# LISTED RECORDS
== Segment start ==
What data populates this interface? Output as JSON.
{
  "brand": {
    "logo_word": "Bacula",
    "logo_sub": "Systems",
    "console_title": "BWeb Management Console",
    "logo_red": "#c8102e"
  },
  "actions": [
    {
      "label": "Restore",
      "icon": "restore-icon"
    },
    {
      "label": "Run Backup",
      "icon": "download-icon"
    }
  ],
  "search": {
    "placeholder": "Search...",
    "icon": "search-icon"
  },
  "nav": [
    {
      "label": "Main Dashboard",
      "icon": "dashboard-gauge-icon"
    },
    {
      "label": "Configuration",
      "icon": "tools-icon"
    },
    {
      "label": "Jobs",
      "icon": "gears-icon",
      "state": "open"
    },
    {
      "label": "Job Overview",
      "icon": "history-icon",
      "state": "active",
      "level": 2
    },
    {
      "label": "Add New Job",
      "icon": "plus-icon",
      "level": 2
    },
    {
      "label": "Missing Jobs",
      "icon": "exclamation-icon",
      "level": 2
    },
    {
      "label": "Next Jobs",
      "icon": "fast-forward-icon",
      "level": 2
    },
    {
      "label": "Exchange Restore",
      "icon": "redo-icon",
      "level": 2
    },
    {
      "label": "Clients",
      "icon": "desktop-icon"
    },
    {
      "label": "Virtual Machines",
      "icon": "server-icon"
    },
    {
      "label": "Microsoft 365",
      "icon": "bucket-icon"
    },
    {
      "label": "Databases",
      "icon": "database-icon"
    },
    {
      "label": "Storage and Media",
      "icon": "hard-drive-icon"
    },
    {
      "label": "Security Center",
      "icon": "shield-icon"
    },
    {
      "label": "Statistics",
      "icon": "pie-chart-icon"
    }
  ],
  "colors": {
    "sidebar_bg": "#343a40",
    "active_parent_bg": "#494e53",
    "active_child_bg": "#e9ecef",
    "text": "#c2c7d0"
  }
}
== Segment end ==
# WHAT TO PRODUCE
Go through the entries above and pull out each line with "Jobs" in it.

# ANSWER SECTION
      "label": "Jobs",
      "label": "Missing Jobs",
      "label": "Next Jobs",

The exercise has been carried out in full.